Lily Nguyen

I was on his shoulders, my hands holding my father’s hair and my toes curled up trying to hang on to my oversized sandals. It was dark out; I do not remember the moonlight, but I remember he was barefoot walking on the shoulder of a dark road. I remember asking him why he did not put his shoes on and offering my too-large-for-me-but-too-small-for-him sandals. We walked for what felt like all night but, in reality, was probably a mile or two to a convenience store. He bought me bubble gum and a soda, and we walked some more; this time I was piggyback on him. We slept overnight on the floor of his friend’s house, and the next morning, my dad called my mom on a pay phone to say that he would return me safely if she did not press charges.

lily nguyen

Lily Nguyen

Growing up in a Vietnamese refugee apartment complex, I saw addiction tear apart my family and terrorize my father’s life. Partly induced by the trauma of the Vietnam War and the pressures of acculturation, my father became a chain smoker and was addicted to alcohol by his early teens which continued into adulthood. Although he never physically hurt his children, the alcohol sent him into violent rages toward my mother.

On one horrible night, when his overconsumption drove my mother to call the police, she and my sister jumped from our second-story balcony to escape to the neighbors. My mother made the hard decision to not take me with her, and my father chose to run from the police. She always told me it was because she knew he would never hurt me. He grabbed me and we scaled a cinderblock wall, ran across a dark parking lot, and hid behind a large, brown dumpster. I remember the loud police helicopter overhead. After it disappeared, he put me on his shoulders and we walked in the darkness.

I was concerned that my father was not wearing shoes. My young, naive self was so happy to have spent that time with my father. Over 20 years later, I still have vivid memories of that night.

After my parents' divorce, I grew up seeing my dad weekly. He suffered from substance use disorder and his lifelong stutter made it frustrating for him to communicate, but he loved me and my sister deeply. I always looked forward to our visits. He spoiled my sister and me with outings and desserts, and he taught me how to draw calligraphy.
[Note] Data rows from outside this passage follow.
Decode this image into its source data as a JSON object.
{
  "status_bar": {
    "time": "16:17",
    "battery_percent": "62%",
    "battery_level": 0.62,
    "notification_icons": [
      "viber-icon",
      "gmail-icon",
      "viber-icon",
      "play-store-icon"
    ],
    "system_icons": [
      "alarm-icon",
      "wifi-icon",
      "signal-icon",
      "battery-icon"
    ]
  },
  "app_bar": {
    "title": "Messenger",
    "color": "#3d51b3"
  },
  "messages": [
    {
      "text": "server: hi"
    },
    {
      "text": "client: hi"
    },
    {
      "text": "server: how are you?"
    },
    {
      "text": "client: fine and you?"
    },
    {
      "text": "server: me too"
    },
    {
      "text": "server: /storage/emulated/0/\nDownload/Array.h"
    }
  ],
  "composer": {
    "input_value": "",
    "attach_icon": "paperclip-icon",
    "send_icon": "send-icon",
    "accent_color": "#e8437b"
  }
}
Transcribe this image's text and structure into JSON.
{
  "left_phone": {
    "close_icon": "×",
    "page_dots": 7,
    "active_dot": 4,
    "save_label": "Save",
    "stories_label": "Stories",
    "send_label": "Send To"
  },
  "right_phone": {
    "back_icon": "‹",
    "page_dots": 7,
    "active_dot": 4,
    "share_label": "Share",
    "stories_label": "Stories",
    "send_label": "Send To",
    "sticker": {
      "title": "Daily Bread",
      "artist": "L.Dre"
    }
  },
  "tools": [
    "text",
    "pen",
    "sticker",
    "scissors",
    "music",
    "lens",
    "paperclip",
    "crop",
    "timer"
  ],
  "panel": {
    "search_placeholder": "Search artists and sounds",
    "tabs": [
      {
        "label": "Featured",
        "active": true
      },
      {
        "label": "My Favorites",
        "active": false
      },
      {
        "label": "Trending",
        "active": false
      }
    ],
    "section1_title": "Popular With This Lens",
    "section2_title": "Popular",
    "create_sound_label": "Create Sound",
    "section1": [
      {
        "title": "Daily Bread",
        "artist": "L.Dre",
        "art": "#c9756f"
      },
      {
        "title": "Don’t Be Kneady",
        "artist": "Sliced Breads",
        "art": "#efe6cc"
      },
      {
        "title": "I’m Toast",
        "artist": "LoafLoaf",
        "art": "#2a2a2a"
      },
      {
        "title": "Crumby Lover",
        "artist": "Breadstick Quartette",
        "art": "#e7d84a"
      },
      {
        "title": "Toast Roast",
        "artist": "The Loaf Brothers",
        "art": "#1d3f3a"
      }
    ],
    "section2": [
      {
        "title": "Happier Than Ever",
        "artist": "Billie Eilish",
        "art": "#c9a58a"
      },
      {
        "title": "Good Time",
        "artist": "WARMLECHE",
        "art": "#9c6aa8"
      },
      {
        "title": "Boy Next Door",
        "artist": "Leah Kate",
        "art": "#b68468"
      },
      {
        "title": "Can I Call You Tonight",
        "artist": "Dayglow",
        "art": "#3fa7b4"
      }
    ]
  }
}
Having completed up to high school in Vietnam, his handwriting was elegant. By the time I started high school, my father was diagnosed with renal failure and placed on dialysis for the next four years. During that time, he finally quit smoking cigarettes. His drinking lessened. My sister and I were often in the hospital with him helping to translate or to bring him noodle soup.

Four years ago, I received a call that he was going in for a kidney transplant. I was ecstatic for him, but I also felt a pang of guilt. I worried that an alcoholic may have received a renal transplant over a young, ambitious college student. In these last four years, he has gained weight and looks healthy. He drinks little and only raises his voice when he laughs too hard.

My own childhood experiences with addiction informed my adult experiences. I spent five years as a registered nurse before entering medical school. I saw
young people put on opioids for a surgical procedure and become endlessly addicted. I saw their desperation for freedom from drugs. I saw a healthcare system that often did not take addiction seriously. I remember receiving handoff reports from fellow nurses who warned me about the patient who will ask for more pain medications.

These experiences sparked my interest in addiction medicine. During my first summer of medical school, I completed an internship with an addiction treatment center. I was exposed to various treatment options for those with substance use disorder. There are individual and group therapy sessions, self-reflections, journaling, and psychiatry available. The treatment program is holistic, and it draws upon a community of engaged people in recovery to help each other quit using. A jarring realization for me during my internship is that rehabilitation may be life-changing but would not have been a feasible option for my father, whose primary language is Vietnamese.

My vision is to expand rehabilitation programs for non-English speakers. Rehabilitation is unheard of in my culture as it demands serious discussions about past trauma, emotional drives toward addictions, and uncomfortable dialogue about feelings. My father can be pretty stoic, and getting him to acknowledge these things can be challenging.

I envision the first step would be to create a program that addresses the first barrier of language, which has the power to connect people. In the words of Trevor Noah, “When you make the effort to speak someone else's language . . . you are saying to them, ‘I understand that you have a culture and identity that exists beyond me. I see you as a human being.'” By acknowledging a person’s cultural identity, we can create effective relationships that promote mutual trust and respect. People need to be able to understand the language before they can dive into the deeper emotional layers of addiction. After the language barrier is addressed, then culturally-sensitive approaches like Buddhism, seeking forgiveness from ancestors and within families, and utilizing East-Asian medical practices can be incorporated. These approaches would appeal to Asian patients in a way that makes sense to them—and bridges the rehabilitation culture gap.

These days, I see my father radiate joy by spending time cooking extravagant buffet-style meals for his family to enjoy, pruning the leaves from his backyard vegetable garden, or feeding the growing number of fish in his small aquarium. I am grateful that he found it within himself to wean his substance use. I cannot say for certain that he would have chosen rehab, but I would have liked to know that the opportunity was available to him. I hope to devote my future career to creating rehabilitation options for non-English speakers.